## Your instructions
Could you restate every entry word for word, leaving the pictures out?

+ + + + + + +

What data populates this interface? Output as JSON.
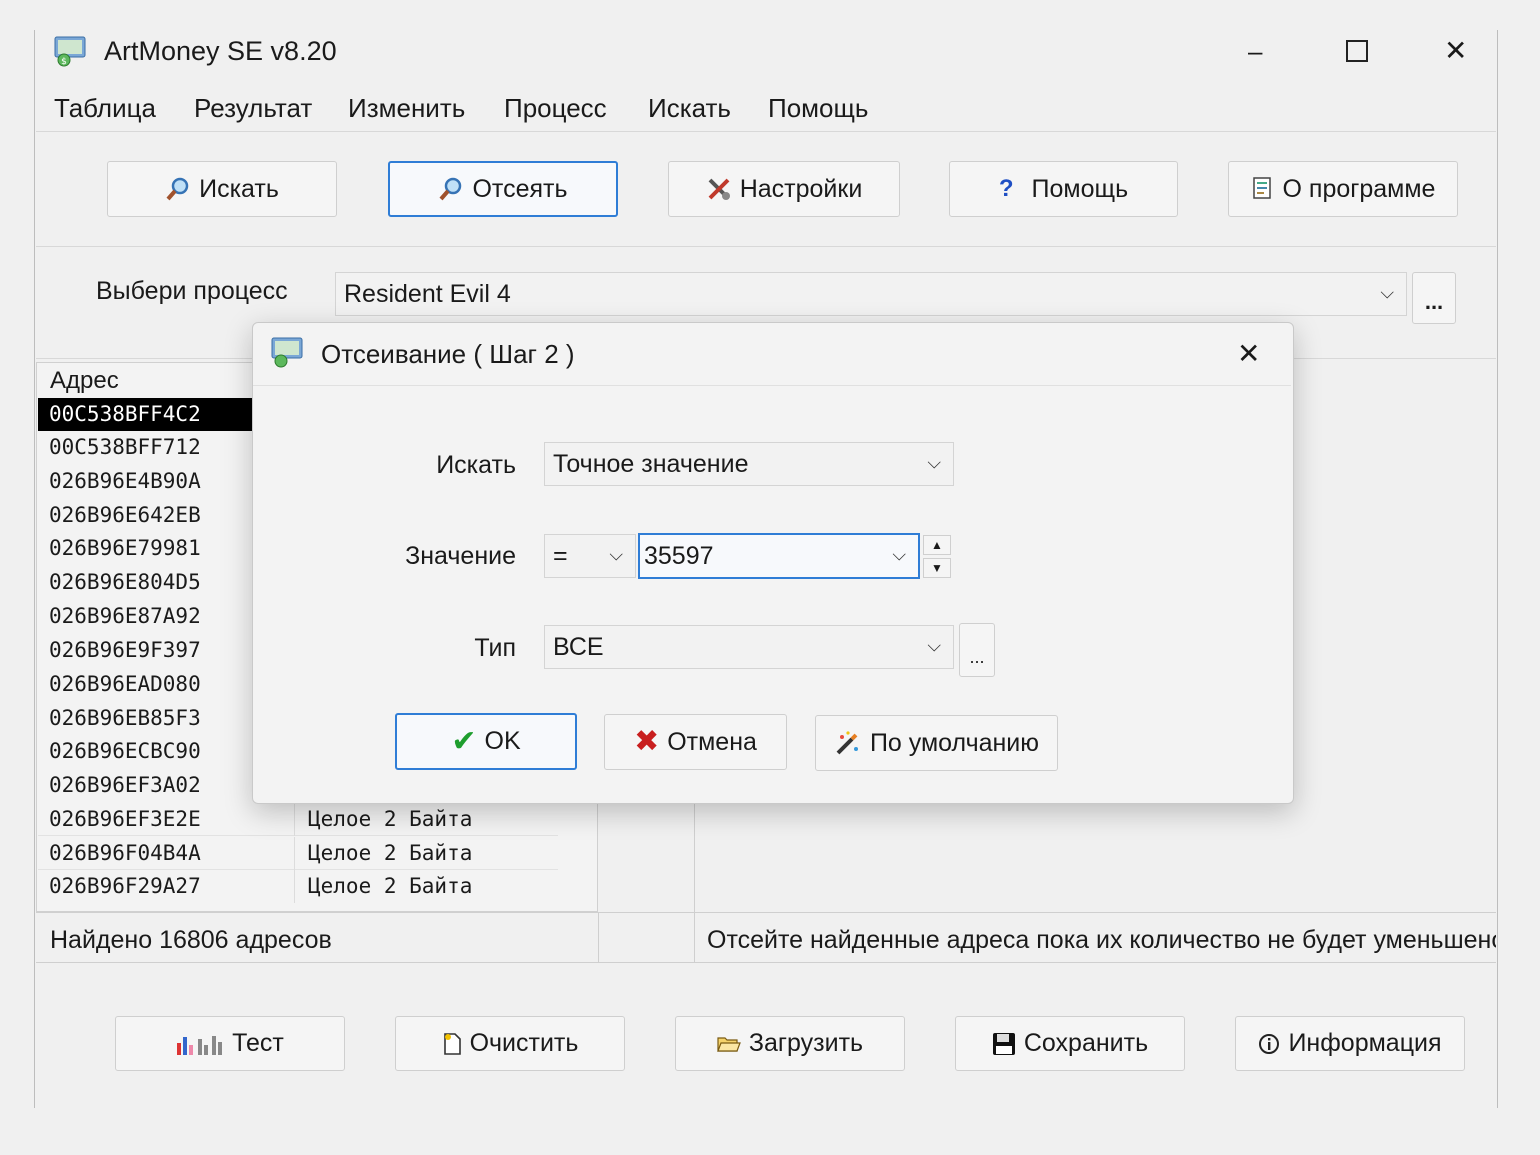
{
  "window": {
    "title": "ArtMoney SE v8.20",
    "controls": {
      "minimize": "–",
      "maximize": "☐",
      "close": "✕"
    }
  },
  "menu": [
    "Таблица",
    "Результат",
    "Изменить",
    "Процесс",
    "Искать",
    "Помощь"
  ],
  "toolbar": {
    "search": "Искать",
    "filter": "Отсеять",
    "settings": "Настройки",
    "help": "Помощь",
    "about": "О программе"
  },
  "process": {
    "label": "Выбери процесс",
    "value": "Resident Evil 4",
    "browse": "..."
  },
  "table": {
    "header_address": "Адрес",
    "rows": [
      {
        "address": "00C538BFF4C2",
        "type": ""
      },
      {
        "address": "00C538BFF712",
        "type": ""
      },
      {
        "address": "026B96E4B90A",
        "type": ""
      },
      {
        "address": "026B96E642EB",
        "type": ""
      },
      {
        "address": "026B96E79981",
        "type": ""
      },
      {
        "address": "026B96E804D5",
        "type": ""
      },
      {
        "address": "026B96E87A92",
        "type": ""
      },
      {
        "address": "026B96E9F397",
        "type": ""
      },
      {
        "address": "026B96EAD080",
        "type": ""
      },
      {
        "address": "026B96EB85F3",
        "type": ""
      },
      {
        "address": "026B96ECBC90",
        "type": ""
      },
      {
        "address": "026B96EF3A02",
        "type": ""
      },
      {
        "address": "026B96EF3E2E",
        "type": "Целое 2 Байта"
      },
      {
        "address": "026B96F04B4A",
        "type": "Целое 2 Байта"
      },
      {
        "address": "026B96F29A27",
        "type": "Целое 2 Байта"
      }
    ],
    "status_found": "Найдено 16806 адресов",
    "status_hint": "Отсейте найденные адреса пока их количество не будет уменьшено"
  },
  "dialog": {
    "title": "Отсеивание ( Шаг 2 )",
    "close": "✕",
    "search_label": "Искать",
    "search_value": "Точное значение",
    "value_label": "Значение",
    "operator": "=",
    "value": "35597",
    "type_label": "Тип",
    "type_value": "ВСЕ",
    "type_more": "...",
    "ok": "OK",
    "cancel": "Отмена",
    "default": "По умолчанию"
  },
  "bottom": {
    "test": "Тест",
    "clear": "Очистить",
    "load": "Загрузить",
    "save": "Сохранить",
    "info": "Информация"
  },
  "colors": {
    "accent": "#2f7dd6",
    "selection": "#000000",
    "ok_check": "#1e9e2e",
    "cancel_x": "#c81e1e"
  }
}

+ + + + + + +

## Task output
What data populates this interface? Output as JSON.
{
  "window": {
    "title": "ArtMoney SE v8.20",
    "controls": {
      "minimize": "–",
      "maximize": "☐",
      "close": "✕"
    }
  },
  "menu": [
    "Таблица",
    "Результат",
    "Изменить",
    "Процесс",
    "Искать",
    "Помощь"
  ],
  "toolbar": {
    "search": "Искать",
    "filter": "Отсеять",
    "settings": "Настройки",
    "help": "Помощь",
    "about": "О программе"
  },
  "process": {
    "label": "Выбери процесс",
    "value": "Resident Evil 4",
    "browse": "..."
  },
  "table": {
    "header_address": "Адрес",
    "rows": [
      {
        "address": "00C538BFF4C2",
        "type": ""
      },
      {
        "address": "00C538BFF712",
        "type": ""
      },
      {
        "address": "026B96E4B90A",
        "type": ""
      },
      {
        "address": "026B96E642EB",
        "type": ""
      },
      {
        "address": "026B96E79981",
        "type": ""
      },
      {
        "address": "026B96E804D5",
        "type": ""
      },
      {
        "address": "026B96E87A92",
        "type": ""
      },
      {
        "address": "026B96E9F397",
        "type": ""
      },
      {
        "address": "026B96EAD080",
        "type": ""
      },
      {
        "address": "026B96EB85F3",
        "type": ""
      },
      {
        "address": "026B96ECBC90",
        "type": ""
      },
      {
        "address": "026B96EF3A02",
        "type": ""
      },
      {
        "address": "026B96EF3E2E",
        "type": "Целое 2 Байта"
      },
      {
        "address": "026B96F04B4A",
        "type": "Целое 2 Байта"
      },
      {
        "address": "026B96F29A27",
        "type": "Целое 2 Байта"
      }
    ],
    "status_found": "Найдено 16806 адресов",
    "status_hint": "Отсейте найденные адреса пока их количество не будет уменьшено"
  },
  "dialog": {
    "title": "Отсеивание ( Шаг 2 )",
    "close": "✕",
    "search_label": "Искать",
    "search_value": "Точное значение",
    "value_label": "Значение",
    "operator": "=",
    "value": "35597",
    "type_label": "Тип",
    "type_value": "ВСЕ",
    "type_more": "...",
    "ok": "OK",
    "cancel": "Отмена",
    "default": "По умолчанию"
  },
  "bottom": {
    "test": "Тест",
    "clear": "Очистить",
    "load": "Загрузить",
    "save": "Сохранить",
    "info": "Информация"
  },
  "colors": {
    "accent": "#2f7dd6",
    "selection": "#000000",
    "ok_check": "#1e9e2e",
    "cancel_x": "#c81e1e"
  }
}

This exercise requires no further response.